Highlighting certain situations, like the perilous state that anthropogenic environmental crisis has left the agricultural sector in, his most recent works are a visual documentation of an episode of personal observations about climate change and other fundamental factors like overproduction and deforestation through digitally modified, enhanced recounting of visuals of a village landscape. The works show the village wrapped in smog, creating the effect of industrial activity in nearby areas, cutting off sunlight essential for survival of crops.

The agricultural and farming community has deep, strong ties to Bheeshma’s personal story, his forefathers came from a farming background, but more importantly there is the resolve to help the farmers by bringing their story to light.

“Hence my story is not political, it is personal, it’s more about ecological factors, and about confronting the effects of human civilization and practices which are altering the quality and nutrition of soil and groundwater, and the crisis which the farmers have to bear with untimely rainfall, or a flood before the harvesting season,” he says “As a citizen I feel there is a responsibility to hear their stories, and bring to light the shortcomings, tests and challenges the farmers experience.”

Bheeshma Sharma took photographs on many of his evening walks with his grandfather, guided and motivated by the openness and the affability of the farmers on his visits to the field. While the photographs acted as a starting point to his artworks which are now on display at PRAF’s online show, the photographs are highly edited and transformed images, more like a series of poignant, dark, striking tales of life in an Indian village. As seen in the exhibition, along with the many illusory digital works are a series of watercolour works too “The results with watercolour are always unexpected and this curiosity drives my creativity,” he says.

As we speak to the artist, we get informed that his works have evolved not only in terms of space, material and medium but also conceptually. Bheeshma often used metal in his sculptures, perhaps born out of the fact that he retained a remnant of a Japanese bombshell which possibly played a role in the destruction of his familial home. “In terms of space, I need a dedicated space to complete my sculptures as they are rugged and masculine in nature and need a studio space or workshop for creation, which in the current circumstances is not a possibility.

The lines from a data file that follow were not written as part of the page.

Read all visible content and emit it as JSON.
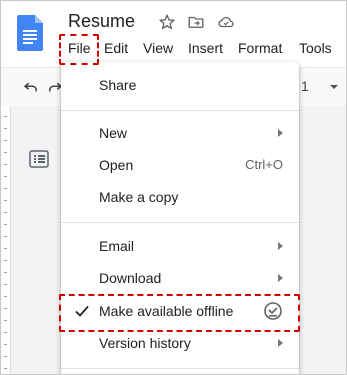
{
  "doc": {
    "title": "Resume"
  },
  "menubar": {
    "file": "File",
    "edit": "Edit",
    "view": "View",
    "insert": "Insert",
    "format": "Format",
    "tools": "Tools"
  },
  "toolbar": {
    "partial_text": "1"
  },
  "file_menu": {
    "share": "Share",
    "new": "New",
    "open": "Open",
    "open_shortcut": "Ctrl+O",
    "make_copy": "Make a copy",
    "email": "Email",
    "download": "Download",
    "offline": "Make available offline",
    "version_history": "Version history"
  },
  "colors": {
    "highlight": "#d30000",
    "docs_blue": "#4285f4"
  }
}
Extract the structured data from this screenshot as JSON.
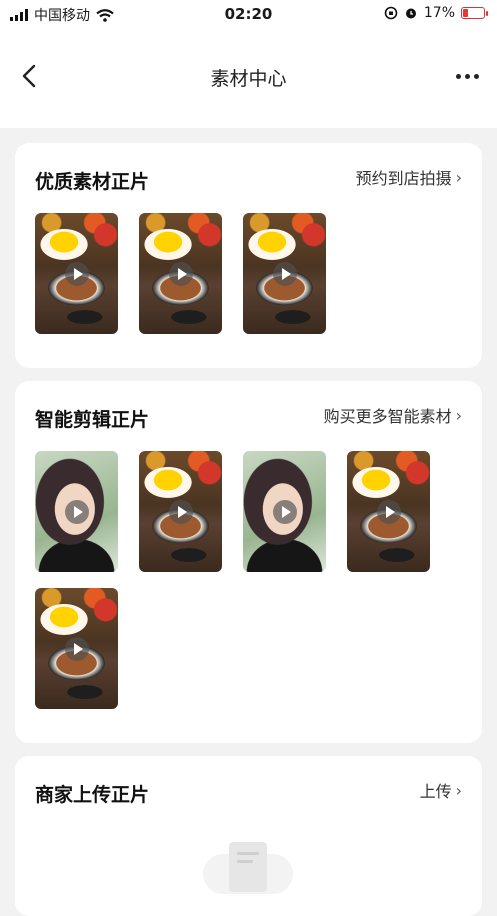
{
  "status_bar": {
    "carrier": "中国移动",
    "time": "02:20",
    "battery": "17%",
    "icons": [
      "signal-icon",
      "wifi-icon",
      "orientation-lock-icon",
      "alarm-icon",
      "battery-icon"
    ]
  },
  "nav": {
    "title": "素材中心",
    "back_icon": "chevron-left-icon",
    "more_icon": "more-dots-icon"
  },
  "sections": [
    {
      "title": "优质素材正片",
      "link": "预约到店拍摄",
      "thumbs": [
        "food",
        "food",
        "food"
      ]
    },
    {
      "title": "智能剪辑正片",
      "link": "购买更多智能素材",
      "thumbs": [
        "person",
        "food",
        "person",
        "food",
        "food"
      ]
    },
    {
      "title": "商家上传正片",
      "link": "上传",
      "thumbs": []
    }
  ],
  "colors": {
    "background": "#f2f2f2",
    "card": "#ffffff",
    "battery_low": "#e53935"
  }
}
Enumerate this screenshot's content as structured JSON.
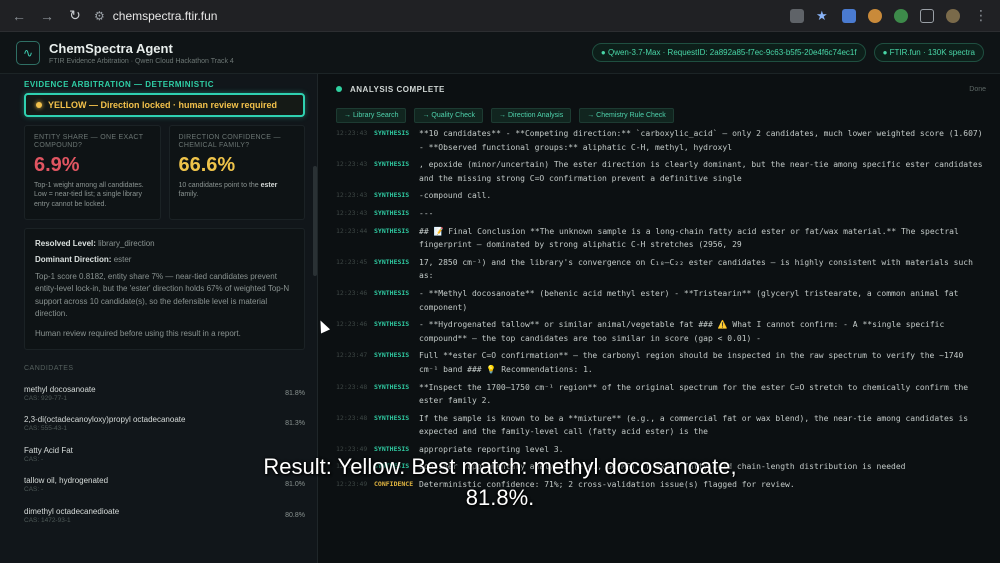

Conceptually too my practice has evolved, as earlier I worked on earthquakes in my works, after the Imphal earthquake of 6.9 magnitude in 2016, and nuclear disasters later,” Bheeshma declares. “However, I believe in working from wherever one is, and I am inspired by MF Hussain and how he used to paint canvases even in cities and hotels he visited; surroundings and spatial factors might change but one must always find a way to work around it,” he adds.

The online exhibition, at PRAF, is an amalgamation of new thought processes by the artist, taking us to intense, dark landscapes, and immersing us in its pensive atmosphere. We can see the soft yet smoke engulfed reality in ‘Smokescreen’, ‘Green Poison’ is a haunting tale of industrial pollution and the visible, yet consistent corrosion caused by it, ‘How Far Have We Come’ takes us to ash like harvested fields under a setting sun, ‘Harvest Rain’ is a deeply moving visual narrative of light, wind and rain, ‘Banjarr’ is another portrait of an arid, dry agricultural field. These are some of the many digital works on display along with diptychs and watercolour works like Civilization, Forest Fires, Monuments of Anxiety and many more.

“When I came to Rajasthan and started editing some of the many photographs I had taken, I was taken back to memories of days in the village, the smell, the wind blowing and the stories of the working class, their love and that cup of perfect chai on evenings of laughter and endless conversations, and just when the sun was about to kiss the ground, I took out my camera to capture the magical fields of Umarah,” recounts Bheeshma.

*To view Horizon and Beyond by Bheeshma Sharma, at Prameya Art Foundation, please follow this link: https://www.praf.in/Exhibition-aug-2021.html